Every line below that includes the word "icon" needs to be copied.
Segment Start: Data section
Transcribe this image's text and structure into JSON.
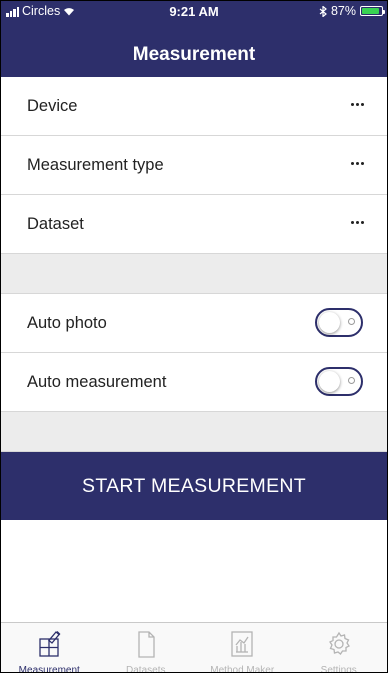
{
  "status_bar": {
    "carrier": "Circles",
    "time": "9:21 AM",
    "battery_percent": "87%",
    "battery_level": 0.87,
    "bluetooth_icon": "bluetooth-icon",
    "wifi_icon": "wifi-icon"
  },
  "header": {
    "title": "Measurement"
  },
  "settings": {
    "rows": [
      {
        "label": "Device",
        "more_icon": "ellipsis-icon"
      },
      {
        "label": "Measurement type",
        "more_icon": "ellipsis-icon"
      },
      {
        "label": "Dataset",
        "more_icon": "ellipsis-icon"
      }
    ],
    "toggles": [
      {
        "label": "Auto photo",
        "on": false
      },
      {
        "label": "Auto measurement",
        "on": false
      }
    ]
  },
  "actions": {
    "start_label": "START MEASUREMENT"
  },
  "tabs": [
    {
      "label": "Measurement",
      "icon": "measurement-icon",
      "active": true
    },
    {
      "label": "Datasets",
      "icon": "document-icon",
      "active": false
    },
    {
      "label": "Method Maker",
      "icon": "chart-icon",
      "active": false
    },
    {
      "label": "Settings",
      "icon": "gear-icon",
      "active": false
    }
  ],
  "colors": {
    "primary": "#2d2f6b",
    "battery": "#39d353",
    "inactive_tab": "#b4b4b4"
  }
}
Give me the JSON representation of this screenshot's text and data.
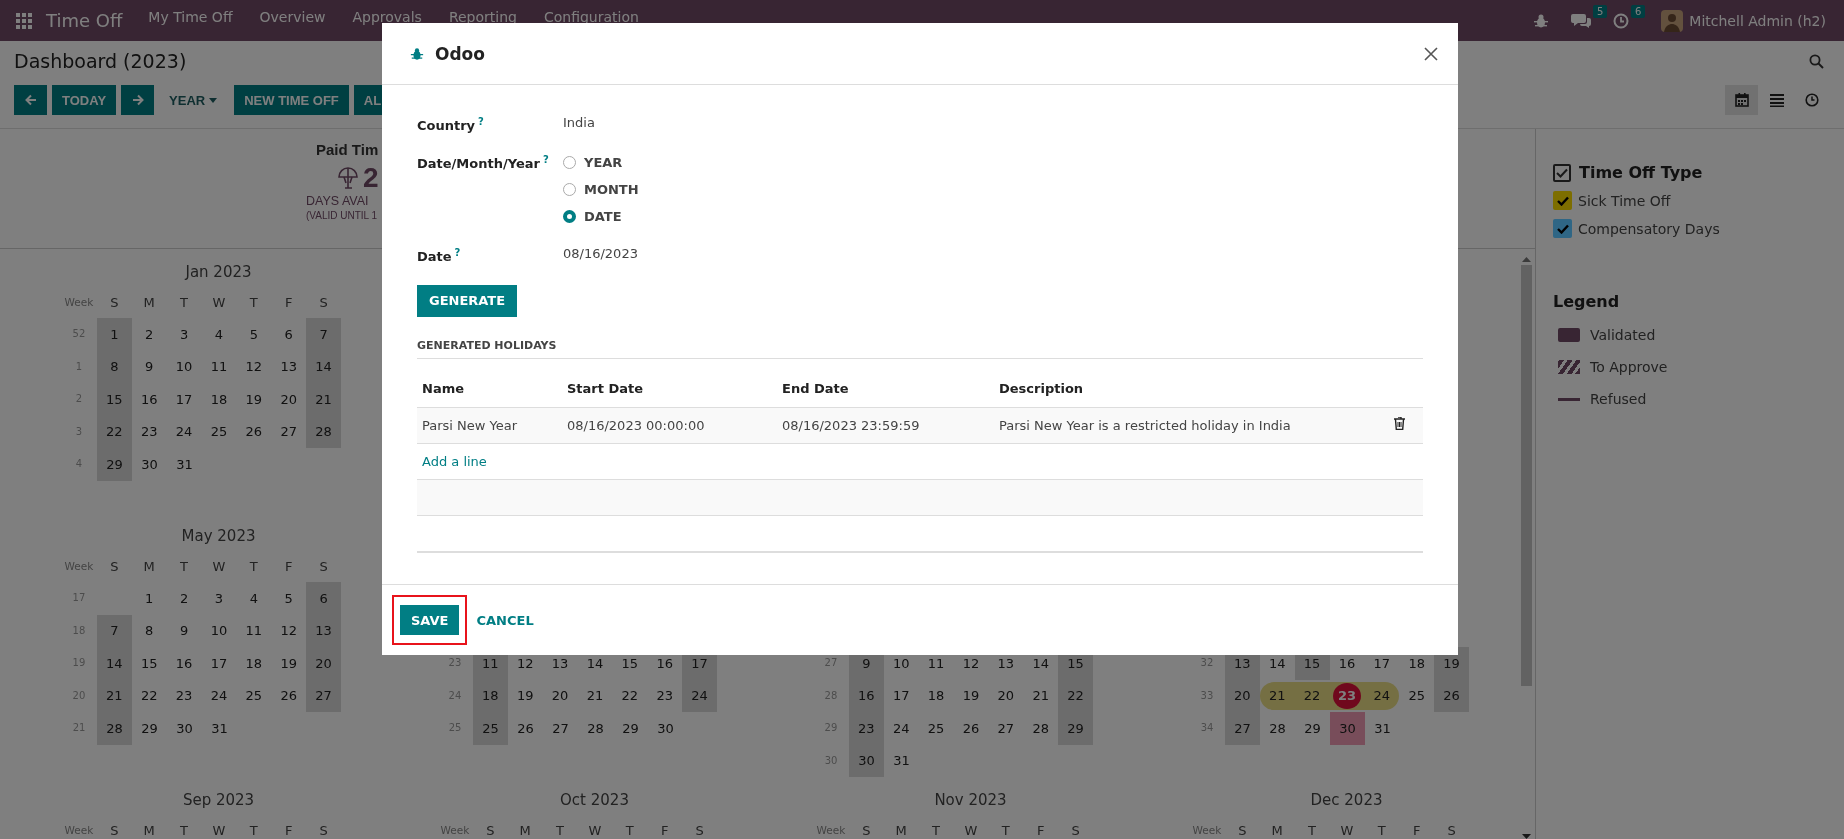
{
  "navbar": {
    "app_name": "Time Off",
    "menu": [
      {
        "label": "My Time Off"
      },
      {
        "label": "Overview"
      },
      {
        "label": "Approvals"
      },
      {
        "label": "Reporting"
      },
      {
        "label": "Configuration"
      }
    ],
    "messages_badge": "5",
    "activities_badge": "6",
    "user_name": "Mitchell Admin (h2)"
  },
  "control_panel": {
    "title": "Dashboard (2023)",
    "buttons": [
      {
        "kind": "prev"
      },
      {
        "kind": "text",
        "label": "TODAY"
      },
      {
        "kind": "next"
      },
      {
        "kind": "dropdown",
        "label": "YEAR"
      },
      {
        "kind": "text",
        "label": "NEW TIME OFF"
      },
      {
        "kind": "text",
        "label": "AL"
      }
    ],
    "views": [
      {
        "kind": "calendar",
        "selected": true
      },
      {
        "kind": "list",
        "selected": false
      },
      {
        "kind": "activity",
        "selected": false
      }
    ]
  },
  "summary": {
    "title": "Paid Tim",
    "amount": "2",
    "caption": "DAYS AVAI",
    "validity": "(VALID UNTIL 1"
  },
  "calendar": {
    "month_rows": [
      {
        "months": [
          {
            "title": "Jan 2023",
            "week_label": "Week",
            "weekdays": [
              "S",
              "M",
              "T",
              "W",
              "T",
              "F",
              "S"
            ],
            "rows": [
              {
                "week": "52",
                "days": [
                  {
                    "d": "1",
                    "kind": "weekend"
                  },
                  {
                    "d": "2",
                    "kind": "plain"
                  },
                  {
                    "d": "3",
                    "kind": "plain"
                  },
                  {
                    "d": "4",
                    "kind": "plain"
                  },
                  {
                    "d": "5",
                    "kind": "plain"
                  },
                  {
                    "d": "6",
                    "kind": "plain"
                  },
                  {
                    "d": "7",
                    "kind": "weekend"
                  }
                ]
              },
              {
                "week": "1",
                "days": [
                  {
                    "d": "8",
                    "kind": "weekend"
                  },
                  {
                    "d": "9",
                    "kind": "plain"
                  },
                  {
                    "d": "10",
                    "kind": "plain"
                  },
                  {
                    "d": "11",
                    "kind": "plain"
                  },
                  {
                    "d": "12",
                    "kind": "plain"
                  },
                  {
                    "d": "13",
                    "kind": "plain"
                  },
                  {
                    "d": "14",
                    "kind": "weekend"
                  }
                ]
              },
              {
                "week": "2",
                "days": [
                  {
                    "d": "15",
                    "kind": "weekend"
                  },
                  {
                    "d": "16",
                    "kind": "plain"
                  },
                  {
                    "d": "17",
                    "kind": "plain"
                  },
                  {
                    "d": "18",
                    "kind": "plain"
                  },
                  {
                    "d": "19",
                    "kind": "plain"
                  },
                  {
                    "d": "20",
                    "kind": "plain"
                  },
                  {
                    "d": "21",
                    "kind": "weekend"
                  }
                ]
              },
              {
                "week": "3",
                "days": [
                  {
                    "d": "22",
                    "kind": "weekend"
                  },
                  {
                    "d": "23",
                    "kind": "plain"
                  },
                  {
                    "d": "24",
                    "kind": "plain"
                  },
                  {
                    "d": "25",
                    "kind": "plain"
                  },
                  {
                    "d": "26",
                    "kind": "plain"
                  },
                  {
                    "d": "27",
                    "kind": "plain"
                  },
                  {
                    "d": "28",
                    "kind": "weekend"
                  }
                ]
              },
              {
                "week": "4",
                "days": [
                  {
                    "d": "29",
                    "kind": "weekend"
                  },
                  {
                    "d": "30",
                    "kind": "plain"
                  },
                  {
                    "d": "31",
                    "kind": "plain"
                  }
                ]
              }
            ]
          }
        ]
      },
      {
        "months": [
          {
            "title": "May 2023",
            "week_label": "Week",
            "weekdays": [
              "S",
              "M",
              "T",
              "W",
              "T",
              "F",
              "S"
            ],
            "rows": [
              {
                "week": "17",
                "days": [
                  {
                    "kind": "empty"
                  },
                  {
                    "d": "1",
                    "kind": "plain"
                  },
                  {
                    "d": "2",
                    "kind": "plain"
                  },
                  {
                    "d": "3",
                    "kind": "plain"
                  },
                  {
                    "d": "4",
                    "kind": "plain"
                  },
                  {
                    "d": "5",
                    "kind": "plain"
                  },
                  {
                    "d": "6",
                    "kind": "weekend"
                  }
                ]
              },
              {
                "week": "18",
                "days": [
                  {
                    "d": "7",
                    "kind": "weekend"
                  },
                  {
                    "d": "8",
                    "kind": "plain"
                  },
                  {
                    "d": "9",
                    "kind": "plain"
                  },
                  {
                    "d": "10",
                    "kind": "plain"
                  },
                  {
                    "d": "11",
                    "kind": "plain"
                  },
                  {
                    "d": "12",
                    "kind": "plain"
                  },
                  {
                    "d": "13",
                    "kind": "weekend"
                  }
                ]
              },
              {
                "week": "19",
                "days": [
                  {
                    "d": "14",
                    "kind": "weekend"
                  },
                  {
                    "d": "15",
                    "kind": "plain"
                  },
                  {
                    "d": "16",
                    "kind": "plain"
                  },
                  {
                    "d": "17",
                    "kind": "plain"
                  },
                  {
                    "d": "18",
                    "kind": "plain"
                  },
                  {
                    "d": "19",
                    "kind": "plain"
                  },
                  {
                    "d": "20",
                    "kind": "weekend"
                  }
                ]
              },
              {
                "week": "20",
                "days": [
                  {
                    "d": "21",
                    "kind": "weekend"
                  },
                  {
                    "d": "22",
                    "kind": "plain"
                  },
                  {
                    "d": "23",
                    "kind": "plain"
                  },
                  {
                    "d": "24",
                    "kind": "plain"
                  },
                  {
                    "d": "25",
                    "kind": "plain"
                  },
                  {
                    "d": "26",
                    "kind": "plain"
                  },
                  {
                    "d": "27",
                    "kind": "weekend"
                  }
                ]
              },
              {
                "week": "21",
                "days": [
                  {
                    "d": "28",
                    "kind": "weekend"
                  },
                  {
                    "d": "29",
                    "kind": "plain"
                  },
                  {
                    "d": "30",
                    "kind": "plain"
                  },
                  {
                    "d": "31",
                    "kind": "plain"
                  }
                ]
              }
            ]
          },
          {
            "rows": [
              {
                "week": "23",
                "days": [
                  {
                    "d": "11",
                    "kind": "weekend"
                  },
                  {
                    "d": "12",
                    "kind": "plain"
                  },
                  {
                    "d": "13",
                    "kind": "plain"
                  },
                  {
                    "d": "14",
                    "kind": "plain"
                  },
                  {
                    "d": "15",
                    "kind": "plain"
                  },
                  {
                    "d": "16",
                    "kind": "plain"
                  },
                  {
                    "d": "17",
                    "kind": "weekend"
                  }
                ]
              },
              {
                "week": "24",
                "days": [
                  {
                    "d": "18",
                    "kind": "weekend"
                  },
                  {
                    "d": "19",
                    "kind": "plain"
                  },
                  {
                    "d": "20",
                    "kind": "plain"
                  },
                  {
                    "d": "21",
                    "kind": "plain"
                  },
                  {
                    "d": "22",
                    "kind": "plain"
                  },
                  {
                    "d": "23",
                    "kind": "plain"
                  },
                  {
                    "d": "24",
                    "kind": "weekend"
                  }
                ]
              },
              {
                "week": "25",
                "days": [
                  {
                    "d": "25",
                    "kind": "weekend"
                  },
                  {
                    "d": "26",
                    "kind": "plain"
                  },
                  {
                    "d": "27",
                    "kind": "plain"
                  },
                  {
                    "d": "28",
                    "kind": "plain"
                  },
                  {
                    "d": "29",
                    "kind": "plain"
                  },
                  {
                    "d": "30",
                    "kind": "plain"
                  }
                ]
              }
            ]
          },
          {
            "rows": [
              {
                "week": "27",
                "days": [
                  {
                    "d": "9",
                    "kind": "weekend"
                  },
                  {
                    "d": "10",
                    "kind": "plain"
                  },
                  {
                    "d": "11",
                    "kind": "plain"
                  },
                  {
                    "d": "12",
                    "kind": "plain"
                  },
                  {
                    "d": "13",
                    "kind": "plain"
                  },
                  {
                    "d": "14",
                    "kind": "plain"
                  },
                  {
                    "d": "15",
                    "kind": "weekend"
                  }
                ]
              },
              {
                "week": "28",
                "days": [
                  {
                    "d": "16",
                    "kind": "weekend"
                  },
                  {
                    "d": "17",
                    "kind": "plain"
                  },
                  {
                    "d": "18",
                    "kind": "plain"
                  },
                  {
                    "d": "19",
                    "kind": "plain"
                  },
                  {
                    "d": "20",
                    "kind": "plain"
                  },
                  {
                    "d": "21",
                    "kind": "plain"
                  },
                  {
                    "d": "22",
                    "kind": "weekend"
                  }
                ]
              },
              {
                "week": "29",
                "days": [
                  {
                    "d": "23",
                    "kind": "weekend"
                  },
                  {
                    "d": "24",
                    "kind": "plain"
                  },
                  {
                    "d": "25",
                    "kind": "plain"
                  },
                  {
                    "d": "26",
                    "kind": "plain"
                  },
                  {
                    "d": "27",
                    "kind": "plain"
                  },
                  {
                    "d": "28",
                    "kind": "plain"
                  },
                  {
                    "d": "29",
                    "kind": "weekend"
                  }
                ]
              },
              {
                "week": "30",
                "days": [
                  {
                    "d": "30",
                    "kind": "weekend"
                  },
                  {
                    "d": "31",
                    "kind": "plain"
                  }
                ]
              }
            ]
          },
          {
            "rows": [
              {
                "week": "32",
                "days": [
                  {
                    "d": "13",
                    "kind": "weekend"
                  },
                  {
                    "d": "14",
                    "kind": "plain"
                  },
                  {
                    "d": "15",
                    "kind": "holiday"
                  },
                  {
                    "d": "16",
                    "kind": "plain"
                  },
                  {
                    "d": "17",
                    "kind": "plain"
                  },
                  {
                    "d": "18",
                    "kind": "plain"
                  },
                  {
                    "d": "19",
                    "kind": "weekend"
                  }
                ]
              },
              {
                "week": "33",
                "days": [
                  {
                    "d": "20",
                    "kind": "weekend"
                  },
                  {
                    "d": "21",
                    "kind": "leave_start"
                  },
                  {
                    "d": "22",
                    "kind": "leave"
                  },
                  {
                    "d": "23",
                    "kind": "today"
                  },
                  {
                    "d": "24",
                    "kind": "leave_end"
                  },
                  {
                    "d": "25",
                    "kind": "plain"
                  },
                  {
                    "d": "26",
                    "kind": "weekend"
                  }
                ]
              },
              {
                "week": "34",
                "days": [
                  {
                    "d": "27",
                    "kind": "weekend"
                  },
                  {
                    "d": "28",
                    "kind": "plain"
                  },
                  {
                    "d": "29",
                    "kind": "plain"
                  },
                  {
                    "d": "30",
                    "kind": "pending"
                  },
                  {
                    "d": "31",
                    "kind": "plain"
                  }
                ]
              }
            ]
          }
        ]
      },
      {
        "months": [
          {
            "title": "Sep 2023",
            "week_label": "Week",
            "weekdays": [
              "S",
              "M",
              "T",
              "W",
              "T",
              "F",
              "S"
            ]
          },
          {
            "title": "Oct 2023",
            "week_label": "Week",
            "weekdays": [
              "S",
              "M",
              "T",
              "W",
              "T",
              "F",
              "S"
            ]
          },
          {
            "title": "Nov 2023",
            "week_label": "Week",
            "weekdays": [
              "S",
              "M",
              "T",
              "W",
              "T",
              "F",
              "S"
            ]
          },
          {
            "title": "Dec 2023",
            "week_label": "Week",
            "weekdays": [
              "S",
              "M",
              "T",
              "W",
              "T",
              "F",
              "S"
            ]
          }
        ]
      }
    ]
  },
  "sidebar": {
    "filter": {
      "title": "Time Off Type",
      "checked": true,
      "items": [
        {
          "label": "Sick Time Off",
          "checked": true,
          "color": "#7d6e00"
        },
        {
          "label": "Compensatory Days",
          "checked": true,
          "color": "#2f6685"
        }
      ]
    },
    "legend": {
      "title": "Legend",
      "items": [
        {
          "label": "Validated",
          "kind": "validated"
        },
        {
          "label": "To Approve",
          "kind": "to_approve"
        },
        {
          "label": "Refused",
          "kind": "refused"
        }
      ]
    }
  },
  "dialog": {
    "title": "Odoo",
    "fields": [
      {
        "kind": "text",
        "label": "Country",
        "help": "?",
        "value": "India"
      },
      {
        "kind": "radio",
        "label": "Date/Month/Year",
        "help": "?",
        "options": [
          {
            "label": "YEAR",
            "selected": false
          },
          {
            "label": "MONTH",
            "selected": false
          },
          {
            "label": "DATE",
            "selected": true
          }
        ]
      },
      {
        "kind": "text",
        "label": "Date",
        "help": "?",
        "value": "08/16/2023"
      }
    ],
    "generate_button": "GENERATE",
    "section_title": "GENERATED HOLIDAYS",
    "table": {
      "columns": [
        "Name",
        "Start Date",
        "End Date",
        "Description"
      ],
      "rows": [
        {
          "cells": [
            "Parsi New Year",
            "08/16/2023 00:00:00",
            "08/16/2023 23:59:59",
            "Parsi New Year is a restricted holiday in India"
          ]
        }
      ],
      "add_line": "Add a line"
    },
    "footer": {
      "save": "SAVE",
      "cancel": "CANCEL",
      "save_highlighted": true
    }
  }
}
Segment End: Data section
[Expected answer]
    "bluetooth_icon": "bluetooth-icon",
    "wifi_icon": "wifi-icon"
        "more_icon": "ellipsis-icon"
        "more_icon": "ellipsis-icon"
        "more_icon": "ellipsis-icon"
      "icon": "measurement-icon",
      "icon": "document-icon",
      "icon": "chart-icon",
      "icon": "gear-icon",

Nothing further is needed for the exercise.